Y
Quote
es. To recap:

Digitrax has not formally announced the bidirectional radio yet,
however several people at the National Train Show in July had
conversations with them on this subject, where we were told:

* The plan is that Digitrax will continue to sell and support the
current (one way) radio system after the two-way system comes out.

* The new two-way system will operate in a different frequency range
so that it can co-exist with the current one-way radio system in the
same room and even on the same layout. For a layout to support both
the new and the existing radio systems simultaneously, you'd have to
add the new receiver in addition to the existing one.

* The new frequency range that was chosen (2.4GHz) is one that can be
used within the European Union and the Commonwealth, as well as the US.

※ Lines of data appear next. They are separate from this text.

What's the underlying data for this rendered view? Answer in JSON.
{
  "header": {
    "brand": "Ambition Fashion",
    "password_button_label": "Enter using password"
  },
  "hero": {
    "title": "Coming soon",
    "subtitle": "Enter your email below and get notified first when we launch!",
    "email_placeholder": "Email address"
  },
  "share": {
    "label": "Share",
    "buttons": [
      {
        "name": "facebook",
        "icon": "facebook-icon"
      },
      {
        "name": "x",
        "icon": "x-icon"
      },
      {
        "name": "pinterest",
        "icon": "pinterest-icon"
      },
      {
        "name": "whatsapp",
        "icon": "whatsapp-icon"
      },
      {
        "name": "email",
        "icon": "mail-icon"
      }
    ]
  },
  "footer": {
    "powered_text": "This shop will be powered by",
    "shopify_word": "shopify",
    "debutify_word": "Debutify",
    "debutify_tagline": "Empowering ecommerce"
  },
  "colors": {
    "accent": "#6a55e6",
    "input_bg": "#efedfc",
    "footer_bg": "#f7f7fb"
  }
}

* The new frequency range will eliminate interference issues sometimes
experienced in the 900 MHz range currently used by the one-way radio
system. Sourced of this interference have been cell phone repeaters,
other brands of radio throttles, cordless phones and bay monitors.

* The two-way radio throttle system was at the time being tested on a
few layouts.

* One of the design goals was to implement two-way radio without the
range limitations evident in some other two-way radio throttles.

* Digitrax will offer upgrade services to convert recent-model
tethered throttles to use two-way radio, for a fee.

* Digitrax will offer upgrade services to convert recent-model radio
throttles to use two-way radio, for a fee.

* There will be new throttles which will support two-way radio.

* The expected release date is either the end of this year, or during
the first quarter of next year.

* They were unable to say anything about pricing at the time.

-Fritz Milhaupt
DCC Wrangler and Web Guy, Operations Road Show




And

Quote
11c. Re: Digitrax wireless handheld throttle
Posted by: "Ross Kudlick" ross.kudlick@cox.net cnjross2000
Date: Sun Nov 4, 2007 10:57 am ((PST))

Digitrax has received FCC certification for the RF24 duplex modular radio
module which is designed for use in “Digitrax Host Devices.”



In the “Transceiver Certification Test Report” filed with the FCC is the
following statement:



QUOTE

1.2.2 Intended Use

The RF24 is designed to connect to Digitrax Host devices and exchange data
with hand-held user controllers such as a DT402, UT42 and DT500, or other
device that also hosts an RF24 module.

END QUOTE



Link: HYPERLINK "http://tinyurl.com/2enztj"http://tinyurl.com/2enztj



Link to list of documents filed with FCC application:
http://tinyurl.com/28kw38



Note the reference to the DT500. Hmmmm!



Ross